History[edit]

The second Navy ship to be named for Alexander Slidell MacKenzie, she was laid down by the Union Iron Works, San Francisco, California on 4 July 1918; launched 29 September 1919; sponsored by Mrs. Percy J. Cotton, and commissioned 25 July 1919, Lieutenant Commander E. T. Oates in command. On 17 July 1920, she was designated DD-175.[1]

Following commissioning and shakedown, MacKenzie became a unit of the Pacific Fleet and operated with Destroyer Squadrons 2 and 4 until decommissioned at Mare Island on 27 May 1922. MacKenzie remained in reserve until she recommissioned at San Diego on 6 November 1939.[1]

In 1940, the ship was one of 50 destroyers exchanged for strategic bases off the North American coast under the terms of the Destroyers for Bases Agreement. She arrived at Halifax, Nova Scotia on 20 September 1940. She decommissioned and was turned over to the Royal Canadian Navy on 24 September[1] and recommissioned as HMCS Annapolis on 2 October.[2] MacKenzie was struck from the US Navy list 8 January 1941.[1]

HMCS Annapolis[edit]

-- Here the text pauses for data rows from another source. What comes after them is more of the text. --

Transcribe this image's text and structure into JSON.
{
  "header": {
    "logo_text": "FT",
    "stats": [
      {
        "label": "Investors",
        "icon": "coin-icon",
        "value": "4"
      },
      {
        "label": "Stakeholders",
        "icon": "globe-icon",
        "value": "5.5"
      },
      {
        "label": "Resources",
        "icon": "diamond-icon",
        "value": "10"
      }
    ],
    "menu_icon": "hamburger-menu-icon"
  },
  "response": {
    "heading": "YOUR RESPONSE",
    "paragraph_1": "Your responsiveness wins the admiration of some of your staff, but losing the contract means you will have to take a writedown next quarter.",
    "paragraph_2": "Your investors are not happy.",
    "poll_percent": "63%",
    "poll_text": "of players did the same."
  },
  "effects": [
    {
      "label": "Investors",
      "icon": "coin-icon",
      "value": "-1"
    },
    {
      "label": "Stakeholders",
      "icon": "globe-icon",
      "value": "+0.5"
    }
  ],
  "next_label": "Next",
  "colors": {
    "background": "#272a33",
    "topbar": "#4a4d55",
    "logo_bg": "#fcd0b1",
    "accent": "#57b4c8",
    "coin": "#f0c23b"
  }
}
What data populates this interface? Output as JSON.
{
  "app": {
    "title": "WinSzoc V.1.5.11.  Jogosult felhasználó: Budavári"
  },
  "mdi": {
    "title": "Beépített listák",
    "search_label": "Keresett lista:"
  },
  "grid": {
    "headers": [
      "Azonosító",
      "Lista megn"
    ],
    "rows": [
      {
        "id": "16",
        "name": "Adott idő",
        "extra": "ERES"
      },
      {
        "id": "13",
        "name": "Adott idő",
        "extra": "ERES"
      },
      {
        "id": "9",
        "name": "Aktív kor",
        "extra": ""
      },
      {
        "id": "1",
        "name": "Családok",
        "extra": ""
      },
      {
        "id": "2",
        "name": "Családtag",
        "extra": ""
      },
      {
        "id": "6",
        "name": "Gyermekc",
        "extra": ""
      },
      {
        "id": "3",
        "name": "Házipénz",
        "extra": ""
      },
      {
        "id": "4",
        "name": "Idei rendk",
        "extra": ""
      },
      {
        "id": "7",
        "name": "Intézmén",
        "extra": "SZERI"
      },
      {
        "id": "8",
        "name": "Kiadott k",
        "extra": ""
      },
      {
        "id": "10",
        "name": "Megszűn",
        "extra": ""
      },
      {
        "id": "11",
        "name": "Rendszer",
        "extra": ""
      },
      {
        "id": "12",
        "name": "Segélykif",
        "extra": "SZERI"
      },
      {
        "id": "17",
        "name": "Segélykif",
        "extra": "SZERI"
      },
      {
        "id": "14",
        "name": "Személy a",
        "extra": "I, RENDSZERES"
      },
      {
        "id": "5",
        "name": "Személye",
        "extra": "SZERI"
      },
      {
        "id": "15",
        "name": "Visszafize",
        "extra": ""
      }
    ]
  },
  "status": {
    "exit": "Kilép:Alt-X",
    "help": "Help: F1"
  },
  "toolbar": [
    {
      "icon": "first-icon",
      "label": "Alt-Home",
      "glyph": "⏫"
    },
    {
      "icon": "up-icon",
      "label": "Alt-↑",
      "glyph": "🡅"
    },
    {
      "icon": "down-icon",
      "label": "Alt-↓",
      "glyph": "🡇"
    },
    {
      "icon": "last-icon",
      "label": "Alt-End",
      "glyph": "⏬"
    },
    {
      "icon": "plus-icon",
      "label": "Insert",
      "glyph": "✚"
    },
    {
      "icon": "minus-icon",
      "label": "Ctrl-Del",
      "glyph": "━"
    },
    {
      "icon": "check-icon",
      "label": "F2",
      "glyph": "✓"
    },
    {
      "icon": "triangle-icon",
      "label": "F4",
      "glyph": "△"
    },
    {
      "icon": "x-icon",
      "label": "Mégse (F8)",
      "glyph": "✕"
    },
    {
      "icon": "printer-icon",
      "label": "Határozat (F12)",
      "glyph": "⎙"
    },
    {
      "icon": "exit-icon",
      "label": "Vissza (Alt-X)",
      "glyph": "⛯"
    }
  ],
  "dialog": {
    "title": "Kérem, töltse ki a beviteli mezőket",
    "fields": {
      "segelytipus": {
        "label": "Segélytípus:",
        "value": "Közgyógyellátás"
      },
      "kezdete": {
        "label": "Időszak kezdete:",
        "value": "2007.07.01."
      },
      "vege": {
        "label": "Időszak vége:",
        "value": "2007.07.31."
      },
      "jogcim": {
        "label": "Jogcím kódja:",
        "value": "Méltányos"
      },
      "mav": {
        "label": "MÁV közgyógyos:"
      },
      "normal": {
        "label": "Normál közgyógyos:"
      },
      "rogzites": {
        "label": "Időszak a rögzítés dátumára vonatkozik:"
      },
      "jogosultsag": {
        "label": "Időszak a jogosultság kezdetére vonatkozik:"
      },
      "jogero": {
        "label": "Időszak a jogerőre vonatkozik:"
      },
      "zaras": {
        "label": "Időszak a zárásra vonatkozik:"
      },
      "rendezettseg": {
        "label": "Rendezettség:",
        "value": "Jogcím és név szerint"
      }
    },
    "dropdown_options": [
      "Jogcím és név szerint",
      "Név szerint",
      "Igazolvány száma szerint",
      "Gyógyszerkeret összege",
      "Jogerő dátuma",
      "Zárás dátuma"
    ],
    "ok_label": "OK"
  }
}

Following the Canadian practice of naming destroyers after Canadian rivers, Annapolis was named after the Annapolis River of Nova Scotia;[3] and, with deference to the U.S. origin, sharing a name of significance to the United States Naval Academy.

Annapolis's no. 4 boiler was damaged during workup and was removed and not replaced, together with a funnel, during repair which continued until February 1941.[4] Until 1944, Annapolis sailed with the Halifax and Western Local Escort Forces escorting convoys from east of St. Johns, Newfoundland, to New York. In April 1944, she was attached to HMCS Cornwallis, near Annapolis, Nova Scotia, where she remained as a training ship until the end of the war. On 4 June 1945, she was turned over to the War Assets Corporation and sold to Frankel Brothers, Ltd., of Toronto for scrapping.

The ship's bell of HMCS Annapolis is currently held by the town of Annapolis Royal in Nova Scotia. The Christening Bells Project at Canadian Forces Base Esquimalt Naval and Military Museum includes information from the ship's bell of HMCS Annapolis, which was used for baptism of babies onboard ship.[5]

Notes[edit]

  1. ^ a b c d "MacKenzie". Dictionary of American Naval Ships. Naval Historical Center. Retrieved 15 February 2014. 
  2. ^ Hague 1988, p. 18.
  3. ^ Milner 1985 p.23
  4. ^ Hague 1988, p. 21.
  5. ^ Christening bells

References[edit]

External links[edit]